Maximally entangled states (MES) represent a valuable resource in quantum information processing. In N-qubit systems the MES are N-GHZ states [i.e., the collection of |GHZ N =1 √2(|00...0 +|11...1 )] and its local unitary (LU) equivalences. While it is well known that such states are uniquely stabilized by N commuting observables, in this article we consider the minimum number of noncommuting observables needed to characterize an N-qubit MES as the unique common eigenstate. Here, we prove, rather surprisingly, that in this general case any N-GHZ state can be uniquely stabilized by only two observables. Thus, for the task of MES certification, only two correlated measurements are required with each party observing the spin of his or her system along one of two directions.

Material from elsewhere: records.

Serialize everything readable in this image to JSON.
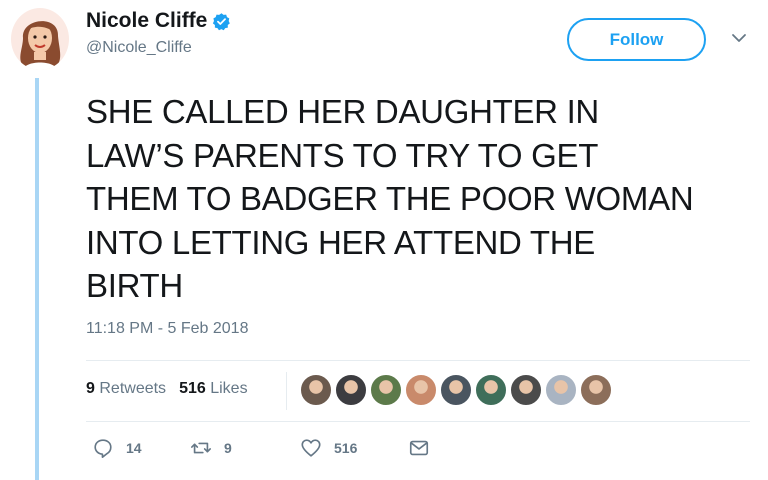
{
  "author": {
    "name": "Nicole Cliffe",
    "handle": "@Nicole_Cliffe",
    "verified": true,
    "avatar_icon": "avatar-illustration"
  },
  "follow_label": "Follow",
  "tweet": {
    "text": "SHE CALLED HER DAUGHTER IN\nLAW’S PARENTS TO TRY TO GET\nTHEM TO BADGER THE POOR WOMAN\nINTO LETTING HER ATTEND THE\nBIRTH",
    "timestamp": "11:18 PM - 5 Feb 2018"
  },
  "stats": {
    "retweets_count": "9",
    "retweets_label": "Retweets",
    "likes_count": "516",
    "likes_label": "Likes"
  },
  "likers": [
    {
      "color": "#6b5a4e"
    },
    {
      "color": "#3c3c40"
    },
    {
      "color": "#5c7a4a"
    },
    {
      "color": "#c98a6b"
    },
    {
      "color": "#4a5560"
    },
    {
      "color": "#3f6e5a"
    },
    {
      "color": "#4b4b4b"
    },
    {
      "color": "#a9b4c2"
    },
    {
      "color": "#8c6e5a"
    }
  ],
  "actions": {
    "reply_count": "14",
    "retweet_count": "9",
    "like_count": "516"
  },
  "colors": {
    "accent": "#1da1f2",
    "thread_line": "#a9d6f5",
    "secondary_text": "#657786"
  }
}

|Original language||English (US)|
|Journal||Physical Review A - Atomic, Molecular, and Optical Physics|
|State||Published - Feb 22 2011|
ASJC Scopus subject areas
- Atomic and Molecular Physics, and Optics